Corticosteroids are used to reduce inflammation in the body’s tissues. These injections can treat a variety of skeletal, muscular and spinal conditions, such as osteoarthritis, low back pain, radiating neck pain, carpal tunnel syndrome, bursitis and tendonitis.
A discogram, or discography, is an interventional diagnostic imaging test that helps determine whether a specific intervertebral disc may be the source of back pain. Intervertebral discs are sponge-like cushions between the vertebrae, or bones, of the spine.
This therapy is designed to manage difficult-to-treat chronic pain in specific areas of the lower body, such as the foot, knee, hip or groin. It targets and stimulates dorsal root ganglia structures (made up of sensory nerves) along the spinal column that is associated with the area of pain.

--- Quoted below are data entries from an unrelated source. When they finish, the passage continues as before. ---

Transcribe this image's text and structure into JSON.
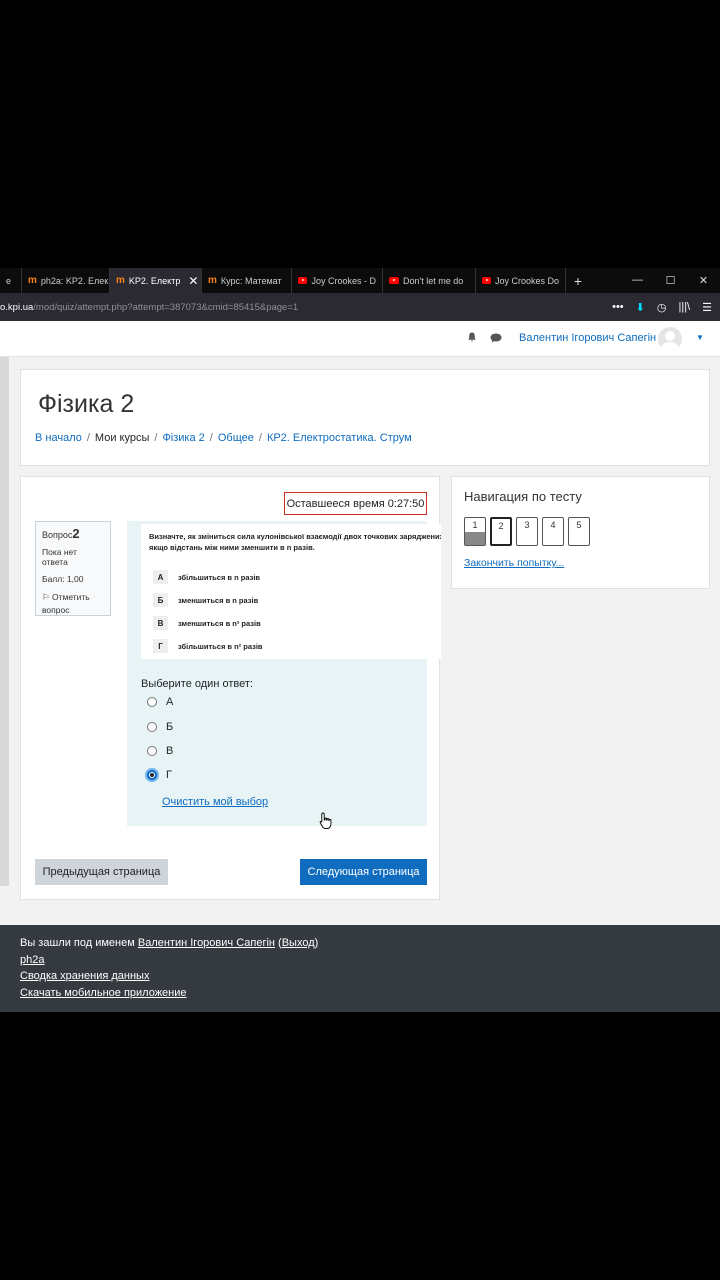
{
  "browser": {
    "tabs": [
      {
        "label": "е",
        "icon": "none"
      },
      {
        "label": "ph2a: KP2. Елек",
        "icon": "moodle-icon"
      },
      {
        "label": "KP2. Електр",
        "icon": "moodle-icon",
        "active": true
      },
      {
        "label": "Курс: Математ",
        "icon": "moodle-icon"
      },
      {
        "label": "Joy Crookes - D",
        "icon": "youtube-icon"
      },
      {
        "label": "Don't let me do",
        "icon": "youtube-icon"
      },
      {
        "label": "Joy Crookes Do",
        "icon": "youtube-icon"
      }
    ],
    "new_tab": "+",
    "window_controls": [
      "—",
      "☐",
      "✕"
    ],
    "url_host": "o.kpi.ua",
    "url_path": "/mod/quiz/attempt.php?attempt=387073&cmid=85415&page=1",
    "url_tools": [
      "•••",
      "⬇",
      "◷",
      "|||\\",
      "☰"
    ]
  },
  "navbar": {
    "user_name": "Валентин Ігорович Сапегін",
    "caret": "▼"
  },
  "header": {
    "course_title": "Фізика 2",
    "breadcrumb": [
      "В начало",
      "Мои курсы",
      "Фізика 2",
      "Общее",
      "КР2. Електростатика. Струм"
    ],
    "separator": "/"
  },
  "timer": {
    "text": "Оставшееся время 0:27:50"
  },
  "question_info": {
    "label": "Вопрос",
    "number": "2",
    "status": "Пока нет ответа",
    "score": "Балл: 1,00",
    "flag_label": "Отметить вопрос"
  },
  "question": {
    "text_line1": "Визначте, як зміниться сила кулонівської взаємодії двох точкових заряджених ті",
    "text_line2": "якщо відстань між ними зменшити в n разів.",
    "options": [
      {
        "letter": "А",
        "text": "збільшиться в n разів"
      },
      {
        "letter": "Б",
        "text": "зменшиться в n разів"
      },
      {
        "letter": "В",
        "text": "зменшиться в n² разів"
      },
      {
        "letter": "Г",
        "text": "збільшиться в n² разів"
      }
    ]
  },
  "answer": {
    "prompt": "Выберите один ответ:",
    "choices": [
      {
        "label": "А",
        "checked": false
      },
      {
        "label": "Б",
        "checked": false
      },
      {
        "label": "В",
        "checked": false
      },
      {
        "label": "Г",
        "checked": true
      }
    ],
    "clear_label": "Очистить мой выбор"
  },
  "buttons": {
    "prev": "Предыдущая страница",
    "next": "Следующая страница"
  },
  "quiz_nav": {
    "title": "Навигация по тесту",
    "questions": [
      {
        "number": "1",
        "state": "answered"
      },
      {
        "number": "2",
        "state": "current"
      },
      {
        "number": "3",
        "state": "normal"
      },
      {
        "number": "4",
        "state": "normal"
      },
      {
        "number": "5",
        "state": "normal"
      }
    ],
    "finish_label": "Закончить попытку..."
  },
  "footer": {
    "logged_in_prefix": "Вы зашли под именем",
    "user_name": "Валентин Ігорович Сапегін",
    "logout_label": "Выход",
    "course_short": "ph2a",
    "data_retention": "Сводка хранения данных",
    "mobile_app": "Скачать мобильное приложение"
  },
  "colors": {
    "primary": "#0f6cbf",
    "timer_border": "#ca3120",
    "footer_bg": "#343a40",
    "formulation_bg": "#e7f3f5"
  }
}
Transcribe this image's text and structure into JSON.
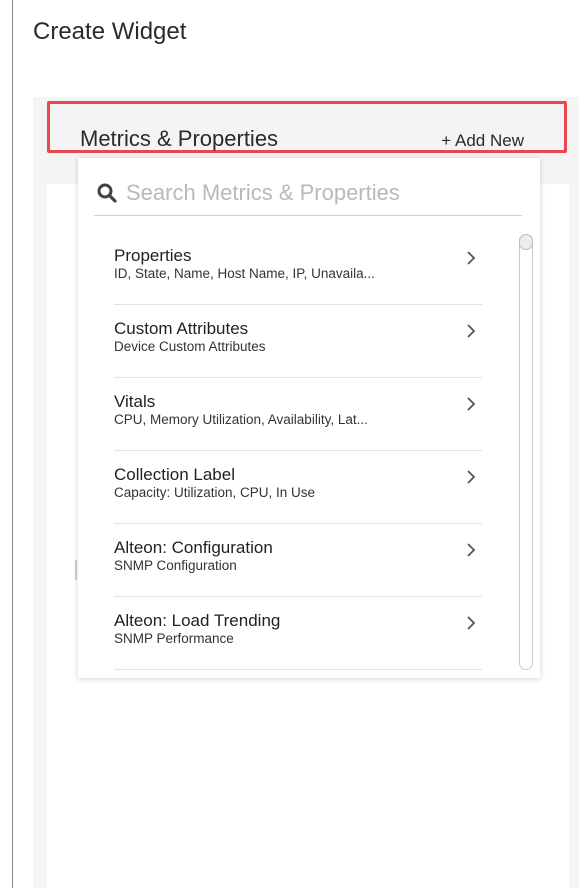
{
  "page": {
    "title": "Create Widget"
  },
  "section": {
    "title": "Metrics & Properties",
    "add_new_label": "+ Add New",
    "highlight_color": "#e8474f"
  },
  "search": {
    "placeholder": "Search Metrics & Properties",
    "value": "",
    "icon": "search-icon"
  },
  "items": [
    {
      "title": "Properties",
      "subtitle": "ID, State, Name, Host Name, IP, Unavaila..."
    },
    {
      "title": "Custom Attributes",
      "subtitle": "Device Custom Attributes"
    },
    {
      "title": "Vitals",
      "subtitle": "CPU, Memory Utilization, Availability, Lat..."
    },
    {
      "title": "Collection Label",
      "subtitle": "Capacity: Utilization, CPU, In Use"
    },
    {
      "title": "Alteon: Configuration",
      "subtitle": "SNMP Configuration"
    },
    {
      "title": "Alteon: Load Trending",
      "subtitle": "SNMP Performance"
    }
  ],
  "icons": {
    "item_action": "chevron-right-icon"
  }
}
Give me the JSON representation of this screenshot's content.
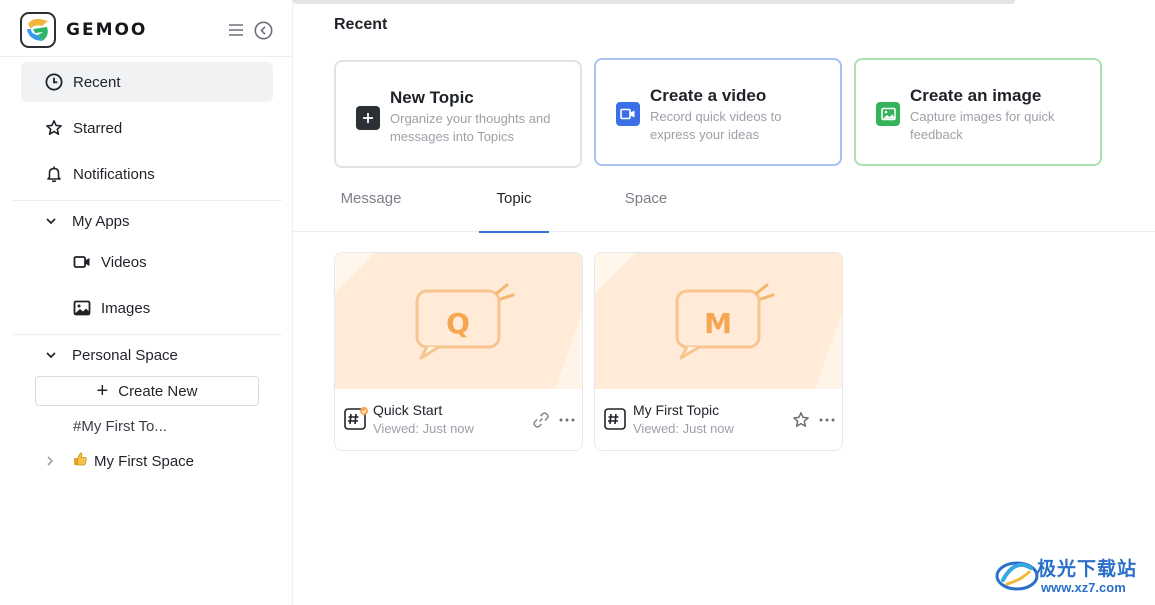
{
  "app": {
    "brand": "GEMOO"
  },
  "sidebar": {
    "nav": [
      {
        "label": "Recent",
        "icon": "clock-icon",
        "active": true
      },
      {
        "label": "Starred",
        "icon": "star-icon"
      },
      {
        "label": "Notifications",
        "icon": "bell-icon"
      }
    ],
    "my_apps": {
      "label": "My Apps",
      "items": [
        {
          "label": "Videos",
          "icon": "video-icon"
        },
        {
          "label": "Images",
          "icon": "image-icon"
        }
      ]
    },
    "personal_space": {
      "label": "Personal Space",
      "create_new": "Create New",
      "topic_link": "#My First To...",
      "space_link": "My First Space"
    }
  },
  "main": {
    "title": "Recent",
    "quick_actions": [
      {
        "title": "New Topic",
        "desc": "Organize your thoughts and messages into Topics",
        "color": "#2b2f36"
      },
      {
        "title": "Create a video",
        "desc": "Record quick videos to express your ideas",
        "color": "#3a6fe8"
      },
      {
        "title": "Create an image",
        "desc": "Capture images for quick feedback",
        "color": "#34b45a"
      }
    ],
    "tabs": [
      {
        "label": "Message",
        "active": false
      },
      {
        "label": "Topic",
        "active": true
      },
      {
        "label": "Space",
        "active": false
      }
    ],
    "topics": [
      {
        "letter": "Q",
        "name": "Quick Start",
        "viewed": "Viewed: Just now"
      },
      {
        "letter": "M",
        "name": "My First Topic",
        "viewed": "Viewed: Just now"
      }
    ]
  },
  "watermark": {
    "text": "极光下载站",
    "url": "www.xz7.com"
  },
  "colors": {
    "accent": "#3a6fd8",
    "thumb_bg": "#fff4e8",
    "thumb_shape": "#ffe9d3",
    "bubble": "#f6b56d"
  }
}
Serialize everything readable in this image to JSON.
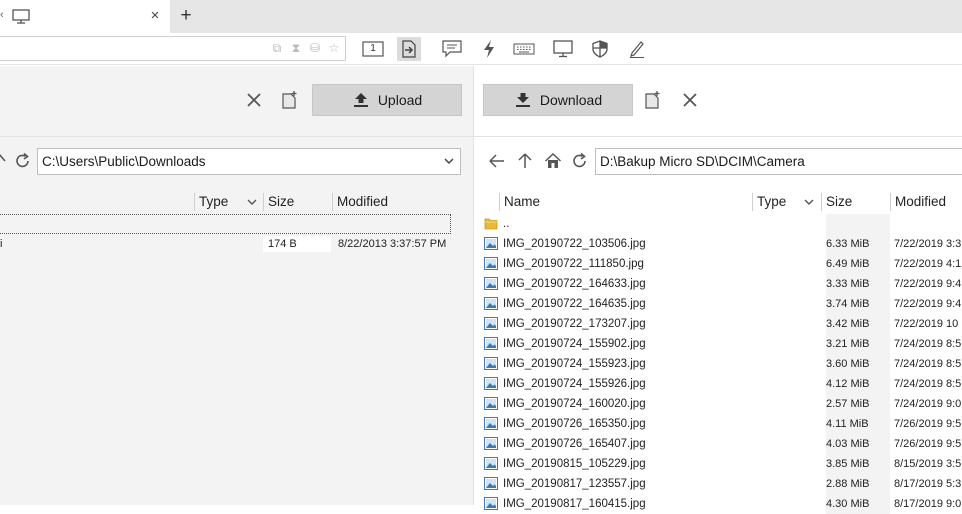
{
  "tabs": {
    "new_tab_label": "+",
    "close_label": "×"
  },
  "toolbar": {
    "page_number_label": "1"
  },
  "left": {
    "upload_label": "Upload",
    "path": "C:\\Users\\Public\\Downloads",
    "columns": {
      "type": "Type",
      "size": "Size",
      "modified": "Modified"
    },
    "rows": [
      {
        "name_fragment": "i",
        "size": "174 B",
        "modified": "8/22/2013 3:37:57 PM"
      }
    ]
  },
  "right": {
    "download_label": "Download",
    "path": "D:\\Bakup Micro SD\\DCIM\\Camera",
    "columns": {
      "name": "Name",
      "type": "Type",
      "size": "Size",
      "modified": "Modified"
    },
    "parent_label": "..",
    "files": [
      {
        "name": "IMG_20190722_103506.jpg",
        "size": "6.33 MiB",
        "modified": "7/22/2019 3:3"
      },
      {
        "name": "IMG_20190722_111850.jpg",
        "size": "6.49 MiB",
        "modified": "7/22/2019 4:1"
      },
      {
        "name": "IMG_20190722_164633.jpg",
        "size": "3.33 MiB",
        "modified": "7/22/2019 9:4"
      },
      {
        "name": "IMG_20190722_164635.jpg",
        "size": "3.74 MiB",
        "modified": "7/22/2019 9:4"
      },
      {
        "name": "IMG_20190722_173207.jpg",
        "size": "3.42 MiB",
        "modified": "7/22/2019 10"
      },
      {
        "name": "IMG_20190724_155902.jpg",
        "size": "3.21 MiB",
        "modified": "7/24/2019 8:5"
      },
      {
        "name": "IMG_20190724_155923.jpg",
        "size": "3.60 MiB",
        "modified": "7/24/2019 8:5"
      },
      {
        "name": "IMG_20190724_155926.jpg",
        "size": "4.12 MiB",
        "modified": "7/24/2019 8:5"
      },
      {
        "name": "IMG_20190724_160020.jpg",
        "size": "2.57 MiB",
        "modified": "7/24/2019 9:0"
      },
      {
        "name": "IMG_20190726_165350.jpg",
        "size": "4.11 MiB",
        "modified": "7/26/2019 9:5"
      },
      {
        "name": "IMG_20190726_165407.jpg",
        "size": "4.03 MiB",
        "modified": "7/26/2019 9:5"
      },
      {
        "name": "IMG_20190815_105229.jpg",
        "size": "3.85 MiB",
        "modified": "8/15/2019 3:5"
      },
      {
        "name": "IMG_20190817_123557.jpg",
        "size": "2.88 MiB",
        "modified": "8/17/2019 5:3"
      },
      {
        "name": "IMG_20190817_160415.jpg",
        "size": "4.30 MiB",
        "modified": "8/17/2019 9:0"
      }
    ]
  }
}
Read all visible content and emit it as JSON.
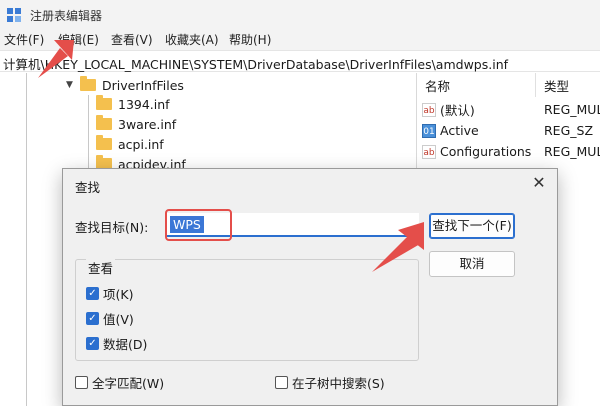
{
  "window": {
    "title": "注册表编辑器"
  },
  "menu": {
    "items": [
      "文件(F)",
      "编辑(E)",
      "查看(V)",
      "收藏夹(A)",
      "帮助(H)"
    ]
  },
  "address": {
    "path": "计算机\\HKEY_LOCAL_MACHINE\\SYSTEM\\DriverDatabase\\DriverInfFiles\\amdwps.inf"
  },
  "tree": {
    "parent": "DriverInfFiles",
    "children": [
      "1394.inf",
      "3ware.inf",
      "acpi.inf",
      "acpidev.inf"
    ]
  },
  "values": {
    "headers": {
      "name": "名称",
      "type": "类型"
    },
    "rows": [
      {
        "icon": "string-value-icon",
        "name": "(默认)",
        "type": "REG_MUL"
      },
      {
        "icon": "binary-value-icon",
        "name": "Active",
        "type": "REG_SZ"
      },
      {
        "icon": "string-value-icon",
        "name": "Configurations",
        "type": "REG_MUL"
      }
    ]
  },
  "dialog": {
    "title": "查找",
    "close_glyph": "✕",
    "find_label": "查找目标(N):",
    "find_value": "WPS",
    "find_next_label": "查找下一个(F)",
    "cancel_label": "取消",
    "lookin_label": "查看",
    "options": [
      {
        "label": "项(K)",
        "checked": true
      },
      {
        "label": "值(V)",
        "checked": true
      },
      {
        "label": "数据(D)",
        "checked": true
      }
    ],
    "match_whole": {
      "label": "全字匹配(W)",
      "checked": false
    },
    "in_subtree": {
      "label": "在子树中搜索(S)",
      "checked": false
    }
  },
  "colors": {
    "highlight": "#3b77d6",
    "annotation": "#e44e4a",
    "folder": "#f4c04e"
  }
}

An electrodiagnostic study measures electrical activity in nerves and muscles. Electromyography (EMG) or a nerve conduction study (NCS) may be ordered to help diagnose the cause of neck or back pain, particularly if accompanied by tingling, numbness and/or weakness.
Epidural steroid injections provide temporary relief for neck, arm, back and leg pain caused by inflamed spinal nerves. Anti-inflammatory medications are delivered to the epidural space around nerves in your cervical, thoracic or lumbar spine. Pain relief may last for several days or even years.
Small facet joints along the spine provide stability and guide motion. If they become painful due to arthritis, a back injury or mechanical stress, a facet joint injection may help. A local anesthetic and/or steroid medication is injected into the cervical, thoracic or lumbar spine to help block the pain and allow for an accurate diagnosis of the source of pain.
This medical imaging procedure uses brief bursts of an X-ray beam to show video of internal organs and tissues moving in real time. It is used for diagnostic purposes and to help guide certain treatment procedures such as surgeries and catheter placements.
This minimally invasive procedure treats vertebral compression fractures of the spine, sometimes caused by osteoporosis or injury. Left untreated, these painful, wedge-shaped fractures can lead to a humped spine (kyphosis). By restoring vertebra height with a balloon and injecting cement into the fractured bone, recovery is faster and the future risk of fracture is reduced.
Nerve ablation can reduce certain kinds of chronic pain by preventing pain signal transmissions. A portion of nerve tissue is destroyed or removed to cause an interruption in pain signals and reduce pain in targeted areas. It is done using heat, cold or chemicals and may be called radiofrequency ablation, cryoablation, neurotomy or rhizotomy based on how it is done.
This common form of therapy is generally used to treat and manage pain in the back, legs, arms, buttocks, neck and face. Groups of nerves that cause pain to a particular region or area of the body can typically be blocked via injections of a medication that numbs the nerves signaling the pain.
A small pump is surgically placed under the skin of your abdomen and delivers medication through a catheter to the area around your spinal cord, requiring a smaller dose of medication than needed with oral medication.
This non-surgical procedure can help relieve chronic back (lumbar or thoracic) or neck (cervical) pain. Also called radiofrequency ablation, the treatment uses heat to destroy a nerve that is causing chronic pain. It can help patients who suffer from osteoarthritis or spine conditions resulting from traumatic injury.
This implanted device sends low levels of electricity directly into the spinal cord to relieve pain. It is most often used after nonsurgical pain treatment options have failed to provide sufficient relief.
A trigger point injection (TPI) can help relieve muscle pain, usually caused by a “knot” in your muscle – a trigger point – especially in your neck, shoulder, arms, legs and lower back. TPIs commonly involves local anesthetic with or without steroids, Botox or dry needling.
The Vertiflex procedure uses a small implant placed inside the spine to help prevent the reduction of space when standing or walking. This provides relief by lifting pressure off the nerves to alleviate leg and back pain associated with lumbar spinal stenosis.